Siva Vaidhyanathan has a good piece at Slate about the absurd firing of University of Virginia president Teresa Sullivan. Despite widespread support from the university community, Sullivan was canned last week for reasons that remain unclear, but seem to revolve around her not bringing in enough powerful billionaires to consult about the changes she planned. This made them mad, one in particular. Peter Kiernan, hedge-fund billionaire and big time contributor bragged in an e-mail (watch the reply all button!) that he engineered her firing, evidently because she didn’t solicit his opinion. This can happen today because states have so deinvested in public schools that philanthropists write huge checks that universities rely on to survive.
But there’s a deeper issue here:
Kiernan, who earned his MBA at Darden and sent his children to the university, has been a longtime and generous supporter of both the business school and the College of Arts and Sciences, where I work as a professor. Earlier this year he published a book called—I am not making this up—Becoming China’s Bitch. It purports to guide America through its thorniest problems, from incarceration to education to foreign policy. The spectacle of a rich man telling us how to fix our country was irresistible to the New York Times, which ran a glowing profile of Kiernan and his book on Feb. 29.
At some point in recent American history, we started assuming that if people are rich enough, they must be experts in all things. That’s why we trust Mark Zuckerberg to save Newark schools and Bill Gates to rid the world of malaria. Expertise is so 20th century.
Like many of the problems of today’s world, I chalk this up at least in part to the triumphalist nature of extremist early 21st century capitalism, where the world’s last secular ideology goes almost completely unchallenged.
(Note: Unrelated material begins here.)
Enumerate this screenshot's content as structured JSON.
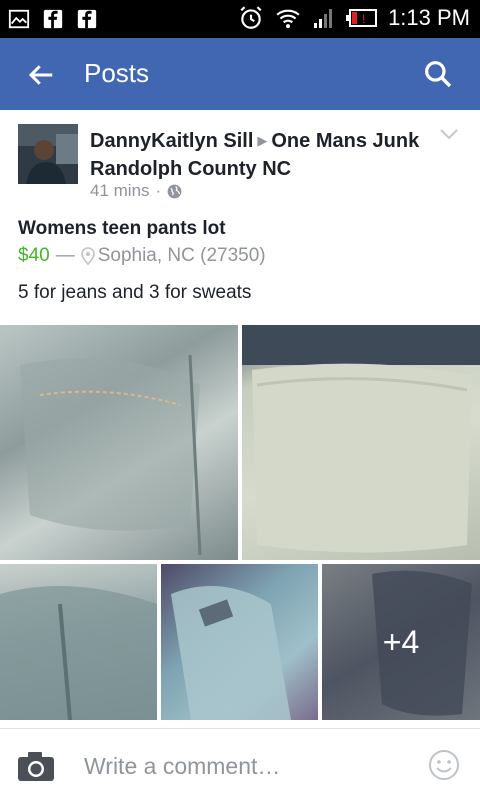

Without an articulated alternative to capitalism, the combined power of money, politics, and media conspire to present a three-part message–business has the answer to all of our problems, government is a problem that must be eliminated, and corporate titans are powerful because they are the most deserving and smart and thus they can solve societal problems if we only listen to their sage wisdom.
Of course, some Americans have always wanted to put its capitalists on a pedestal. The difference between the past and present is that there used to be organized movements of working-class people who completely rejected this absurdity. Today, corporate propaganda is so overwhelming with corporate dollars owning both political parties and corporate media fawning over their masters that organized opposition is limited. The extremist nature of modern capitalism has destroyed unions, moved jobs overseas, and left average Americans suffering from the betrayed dreams of unemployment, underwater mortgages, and unmanageable debt. And while a half-decade of economic stagnation and corporate malfeasance combined with Occupy Wall Street to help challenge the endless media message that our capitalists are godlike figures, we’ve only just begun pushing back against two decades of this corporate messaging.
And thus we allow Bill Gates to create education policy and billionaires to order university presidents fired.